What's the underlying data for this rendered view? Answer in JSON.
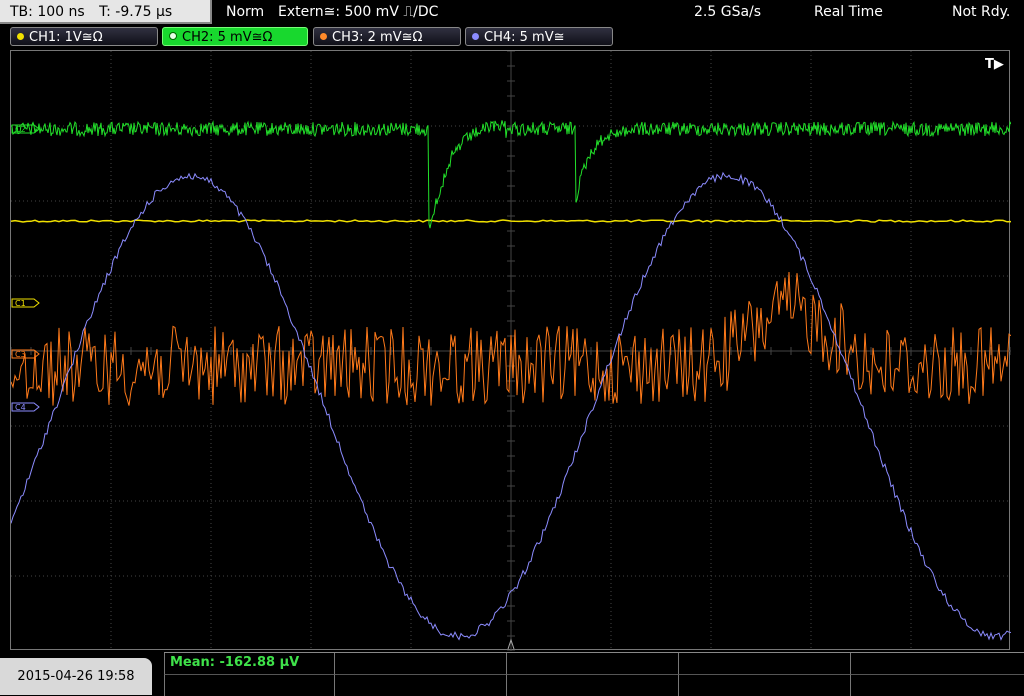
{
  "status": {
    "timebase": "TB: 100 ns",
    "trigger_time": "T: -9.75 µs",
    "trigger_mode": "Norm",
    "trigger_source": "Extern≅: 500 mV ⎍/DC",
    "sample_rate": "2.5 GSa/s",
    "acq_mode": "Real Time",
    "ready_state": "Not Rdy."
  },
  "channels": [
    {
      "label": "CH1: 1V≅Ω",
      "color": "#f0e000",
      "active": false
    },
    {
      "label": "CH2: 5 mV≅Ω",
      "color": "#18d82e",
      "active": true
    },
    {
      "label": "CH3: 2 mV≅Ω",
      "color": "#ff8a2a",
      "active": false
    },
    {
      "label": "CH4: 5 mV≅",
      "color": "#8c8cff",
      "active": false
    }
  ],
  "markers": {
    "c1": "C1",
    "c2": "C2",
    "c3": "C3",
    "c4": "C4",
    "trigger_pos": "T▶"
  },
  "footer": {
    "datetime": "2015-04-26 19:58",
    "measurement": "Mean: -162.88 µV"
  },
  "colors": {
    "ch1": "#f0e000",
    "ch2": "#22e02a",
    "ch3": "#ff7a1a",
    "ch4": "#8c8cff",
    "grid": "#444444"
  }
}
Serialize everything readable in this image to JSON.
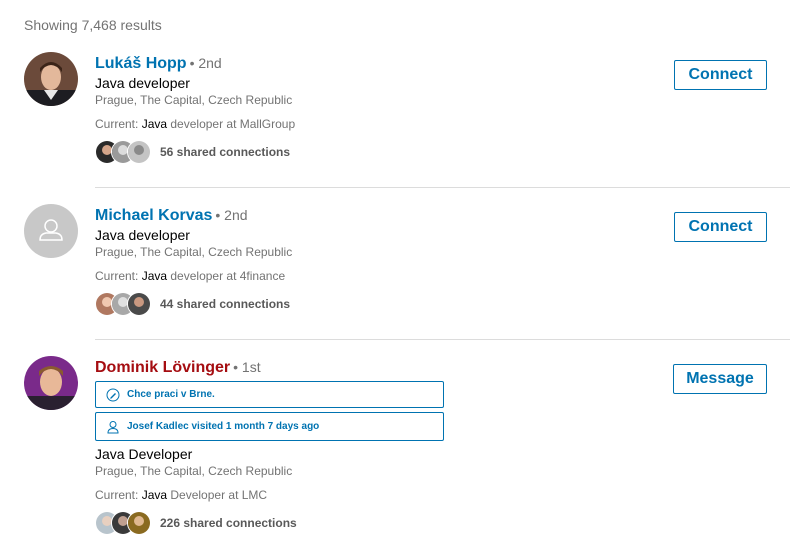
{
  "results_count": "Showing 7,468 results",
  "results": [
    {
      "name": "Lukáš Hopp",
      "degree": "• 2nd",
      "headline": "Java developer",
      "location": "Prague, The Capital, Czech Republic",
      "current_prefix": "Current: ",
      "current_keyword": "Java",
      "current_rest": " developer at MallGroup",
      "shared_connections": "56 shared connections",
      "action": "Connect"
    },
    {
      "name": "Michael Korvas",
      "degree": "• 2nd",
      "headline": "Java developer",
      "location": "Prague, The Capital, Czech Republic",
      "current_prefix": "Current: ",
      "current_keyword": "Java",
      "current_rest": " developer at 4finance",
      "shared_connections": "44 shared connections",
      "action": "Connect"
    },
    {
      "name": "Dominik Lövinger",
      "degree": "• 1st",
      "note": "Chce praci v Brne.",
      "visit": "Josef Kadlec visited 1 month 7 days ago",
      "headline": "Java Developer",
      "location": "Prague, The Capital, Czech Republic",
      "current_prefix": "Current: ",
      "current_keyword": "Java",
      "current_rest": " Developer at LMC",
      "shared_connections": "226 shared connections",
      "action": "Message"
    }
  ],
  "colors": {
    "link_blue": "#0073b1",
    "name_red": "#a50d11",
    "muted_text": "#737373"
  },
  "icons": [
    "person-placeholder-icon",
    "pencil-icon",
    "person-outline-icon"
  ]
}
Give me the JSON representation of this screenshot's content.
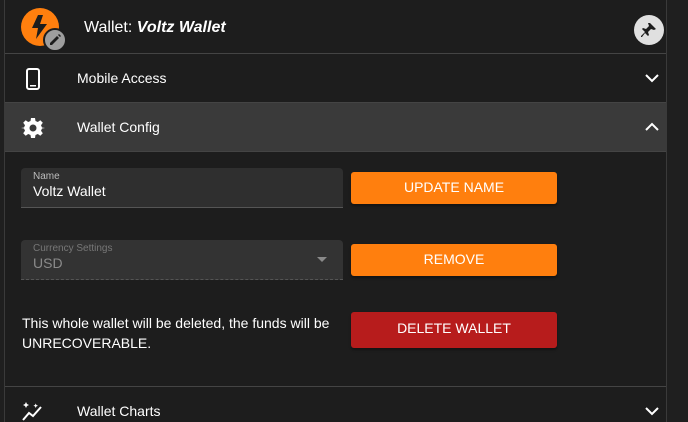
{
  "header": {
    "title_prefix": "Wallet:",
    "wallet_name": "Voltz Wallet",
    "avatar_icon": "lightning-bolt-icon",
    "edit_icon": "pencil-icon",
    "pin_icon": "pin-icon"
  },
  "sections": {
    "mobile_access": {
      "label": "Mobile Access",
      "icon": "smartphone-icon",
      "state": "collapsed"
    },
    "wallet_config": {
      "label": "Wallet Config",
      "icon": "gear-icon",
      "state": "expanded"
    },
    "wallet_charts": {
      "label": "Wallet Charts",
      "icon": "chart-sparkle-icon",
      "state": "collapsed"
    }
  },
  "config": {
    "name_label": "Name",
    "name_value": "Voltz Wallet",
    "update_name_button": "UPDATE NAME",
    "currency_label": "Currency Settings",
    "currency_value": "USD",
    "remove_button": "REMOVE",
    "warning_text": "This whole wallet will be deleted, the funds will be UNRECOVERABLE.",
    "delete_button": "DELETE WALLET"
  },
  "colors": {
    "accent": "#ff7f0e",
    "danger": "#b71c1c",
    "background": "#1d1d1d",
    "expanded_row": "#3a3a3a"
  }
}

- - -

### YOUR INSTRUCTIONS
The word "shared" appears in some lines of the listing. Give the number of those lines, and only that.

### EXPECTED ANSWER
3